### Data to examine

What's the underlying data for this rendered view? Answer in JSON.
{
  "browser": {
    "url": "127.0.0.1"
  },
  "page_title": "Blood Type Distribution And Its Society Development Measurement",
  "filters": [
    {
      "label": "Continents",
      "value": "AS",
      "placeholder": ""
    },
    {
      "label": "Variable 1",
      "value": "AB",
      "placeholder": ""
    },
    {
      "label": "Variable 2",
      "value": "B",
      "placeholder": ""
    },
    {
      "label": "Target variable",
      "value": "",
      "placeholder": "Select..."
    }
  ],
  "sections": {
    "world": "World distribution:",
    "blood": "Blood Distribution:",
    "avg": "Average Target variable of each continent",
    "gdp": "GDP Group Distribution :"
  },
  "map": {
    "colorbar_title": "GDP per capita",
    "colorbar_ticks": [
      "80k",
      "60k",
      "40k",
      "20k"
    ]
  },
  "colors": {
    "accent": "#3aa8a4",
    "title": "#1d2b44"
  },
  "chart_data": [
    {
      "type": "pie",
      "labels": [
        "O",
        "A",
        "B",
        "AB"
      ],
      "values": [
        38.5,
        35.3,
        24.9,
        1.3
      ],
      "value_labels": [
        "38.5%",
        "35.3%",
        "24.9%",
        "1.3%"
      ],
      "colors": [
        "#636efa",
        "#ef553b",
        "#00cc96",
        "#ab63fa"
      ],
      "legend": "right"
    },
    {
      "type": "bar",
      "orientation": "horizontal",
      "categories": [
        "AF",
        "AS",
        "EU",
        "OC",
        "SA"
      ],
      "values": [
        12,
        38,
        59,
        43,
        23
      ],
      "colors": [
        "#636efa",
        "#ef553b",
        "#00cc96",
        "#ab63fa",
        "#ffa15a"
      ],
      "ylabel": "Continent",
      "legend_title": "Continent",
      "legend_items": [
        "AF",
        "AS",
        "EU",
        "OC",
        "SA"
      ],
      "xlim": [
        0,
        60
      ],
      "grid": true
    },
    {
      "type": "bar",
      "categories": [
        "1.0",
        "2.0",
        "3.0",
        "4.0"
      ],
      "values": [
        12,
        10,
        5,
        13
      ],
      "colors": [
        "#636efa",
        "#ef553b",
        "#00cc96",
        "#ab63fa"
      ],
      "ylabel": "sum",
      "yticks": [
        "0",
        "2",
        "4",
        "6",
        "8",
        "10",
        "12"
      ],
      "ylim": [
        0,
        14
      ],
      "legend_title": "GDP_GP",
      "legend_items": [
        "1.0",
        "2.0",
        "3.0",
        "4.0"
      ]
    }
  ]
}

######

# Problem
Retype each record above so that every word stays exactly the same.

# Task result
What's the underlying data for this rendered view? Answer in JSON.
{
  "browser": {
    "url": "127.0.0.1"
  },
  "page_title": "Blood Type Distribution And Its Society Development Measurement",
  "filters": [
    {
      "label": "Continents",
      "value": "AS",
      "placeholder": ""
    },
    {
      "label": "Variable 1",
      "value": "AB",
      "placeholder": ""
    },
    {
      "label": "Variable 2",
      "value": "B",
      "placeholder": ""
    },
    {
      "label": "Target variable",
      "value": "",
      "placeholder": "Select..."
    }
  ],
  "sections": {
    "world": "World distribution:",
    "blood": "Blood Distribution:",
    "avg": "Average Target variable of each continent",
    "gdp": "GDP Group Distribution :"
  },
  "map": {
    "colorbar_title": "GDP per capita",
    "colorbar_ticks": [
      "80k",
      "60k",
      "40k",
      "20k"
    ]
  },
  "colors": {
    "accent": "#3aa8a4",
    "title": "#1d2b44"
  },
  "chart_data": [
    {
      "type": "pie",
      "labels": [
        "O",
        "A",
        "B",
        "AB"
      ],
      "values": [
        38.5,
        35.3,
        24.9,
        1.3
      ],
      "value_labels": [
        "38.5%",
        "35.3%",
        "24.9%",
        "1.3%"
      ],
      "colors": [
        "#636efa",
        "#ef553b",
        "#00cc96",
        "#ab63fa"
      ],
      "legend": "right"
    },
    {
      "type": "bar",
      "orientation": "horizontal",
      "categories": [
        "AF",
        "AS",
        "EU",
        "OC",
        "SA"
      ],
      "values": [
        12,
        38,
        59,
        43,
        23
      ],
      "colors": [
        "#636efa",
        "#ef553b",
        "#00cc96",
        "#ab63fa",
        "#ffa15a"
      ],
      "ylabel": "Continent",
      "legend_title": "Continent",
      "legend_items": [
        "AF",
        "AS",
        "EU",
        "OC",
        "SA"
      ],
      "xlim": [
        0,
        60
      ],
      "grid": true
    },
    {
      "type": "bar",
      "categories": [
        "1.0",
        "2.0",
        "3.0",
        "4.0"
      ],
      "values": [
        12,
        10,
        5,
        13
      ],
      "colors": [
        "#636efa",
        "#ef553b",
        "#00cc96",
        "#ab63fa"
      ],
      "ylabel": "sum",
      "yticks": [
        "0",
        "2",
        "4",
        "6",
        "8",
        "10",
        "12"
      ],
      "ylim": [
        0,
        14
      ],
      "legend_title": "GDP_GP",
      "legend_items": [
        "1.0",
        "2.0",
        "3.0",
        "4.0"
      ]
    }
  ]
}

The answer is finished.